Here a few examples of businesses doing just that:
Manhattan-based concept store Story, charges brand owners for the innovative experiences it creates to showcase products.
Like a magazine, the store gets a complete makeover with a new design, inventory, and marketing message every four to eight weeks.
Every new cycle has a new theme, with ones in the past including love, home for the holidays, and beauty. The products that come into the store are consistent with the theme, as are the sales associates who know how to promote the items.
Fun night of cocktail making and fresh floral hacks thanks to @HellaCocktailCo & @Itsbyu!! pic.twitter.com/uxI3anBWcJ
— STORY (@ThisIsStory) March 1, 2018
Brands, retailers, and corporations pay from US$500,000 for a feature slot. Such features have in the past included “His Story,” sponsored by Braun, Old Spice, and Gillette, with a hot towel shave station offering visitors free shaves daily.
Story has fantastically transformed retail into entertainment, addressing the issue of a “dying retail” by giving consumers a reason to come in-store.
The innovative retail store has recently been acquired by 159-year-old US department store Macy’s, appointing Story’s founder Rachel Schectman as its new “brand experience officer”.
The creativity of Story’s marketing and merchandising can revitalize areas of the old department store that need it most.
A focus on customer service and value
Last year, Nordstrom (a retailer known for 100,000+ square-foot stores) opened up an inventory-free concept in Los Angeles.
Why? Instead of selling inventory, this store is service-oriented, catering to local customers. Customers are able to pick up their online orders here, but there but also do much more.
The store includes an alteration and tailoring service, personal styling, as well as a nail salon and bar.
This example of Nordstrom Local highlights the need for retail to focus on the local community and provide personalized customer service.
Using tech to create exciting experiences
Many brands are bringing in innovative technologies to create powerful experiences for their customers.
Holition is an augmented-reality consultancy and software provider that has been working with some well-known retail brands. Last year, it worked with British cosmetics company Charlotte Tilbury on a “magic mirror”
As retail patterns shift, @Channel4News seeks out 2018's leading retailers, highlighting @CTilburyMakeup and citing @Holition's Magic Mirror as one of the critical success factors within the shop. https://t.co/684SEFBQZ7 #retail #storeofthefuture pic.twitter.com/ulcQIadspk
— Holition (@Holition) May 15, 2018
This tool allowed shoppers to virtually try on different makeup looks that are digitally superimposed onto their faces in 40 seconds.
Users could then send the photos to their email addresses, with the ability to refer to them later or share them on social media.
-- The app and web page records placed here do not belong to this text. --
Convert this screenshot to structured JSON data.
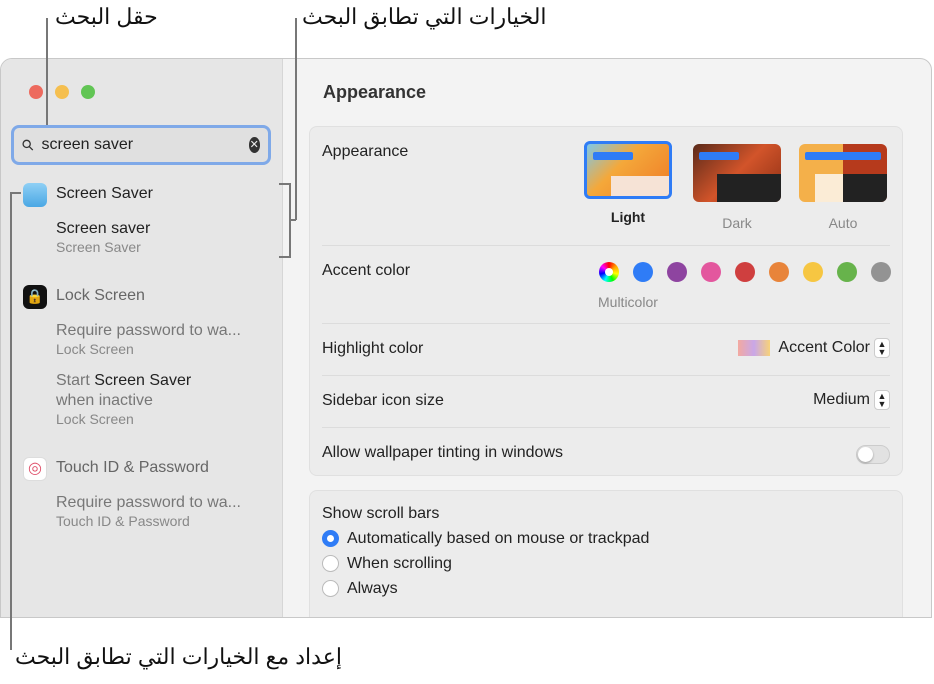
{
  "callouts": {
    "search_field": "حقل البحث",
    "matching_options": "الخيارات التي تطابق البحث",
    "setting_with_options": "إعداد مع الخيارات التي تطابق البحث"
  },
  "search": {
    "value": "screen saver",
    "icon": "magnifier-icon",
    "clear_icon": "x-circle-icon"
  },
  "results": [
    {
      "title": "Screen Saver",
      "icon": "screen-saver-icon",
      "items": [
        {
          "text": "Screen saver",
          "sub": "Screen Saver"
        }
      ]
    },
    {
      "title": "Lock Screen",
      "icon": "lock-icon",
      "items": [
        {
          "text": "Require password to wa...",
          "sub": "Lock Screen"
        },
        {
          "pre": "Start ",
          "match": "Screen Saver",
          "post": "when inactive",
          "sub": "Lock Screen"
        }
      ]
    },
    {
      "title": "Touch ID & Password",
      "icon": "fingerprint-icon",
      "items": [
        {
          "text": "Require password to wa...",
          "sub": "Touch ID & Password"
        }
      ]
    }
  ],
  "main": {
    "title": "Appearance",
    "appearance": {
      "label": "Appearance",
      "options": [
        "Light",
        "Dark",
        "Auto"
      ],
      "selected": "Light"
    },
    "accent": {
      "label": "Accent color",
      "selected_label": "Multicolor",
      "colors": [
        "#2f7cf6",
        "#8e44a0",
        "#e3579e",
        "#cf3f3f",
        "#e8843a",
        "#f6c642",
        "#67b34b",
        "#939393"
      ]
    },
    "highlight": {
      "label": "Highlight color",
      "value": "Accent Color"
    },
    "sidebar_icon": {
      "label": "Sidebar icon size",
      "value": "Medium"
    },
    "tinting": {
      "label": "Allow wallpaper tinting in windows",
      "on": false
    },
    "scroll": {
      "label": "Show scroll bars",
      "options": [
        "Automatically based on mouse or trackpad",
        "When scrolling",
        "Always"
      ],
      "selected": 0
    }
  }
}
If they like a certain look, a shop assistant can grab them the products for them to purchase.
So, is retail dying? Most certainly not. Just the boring ones.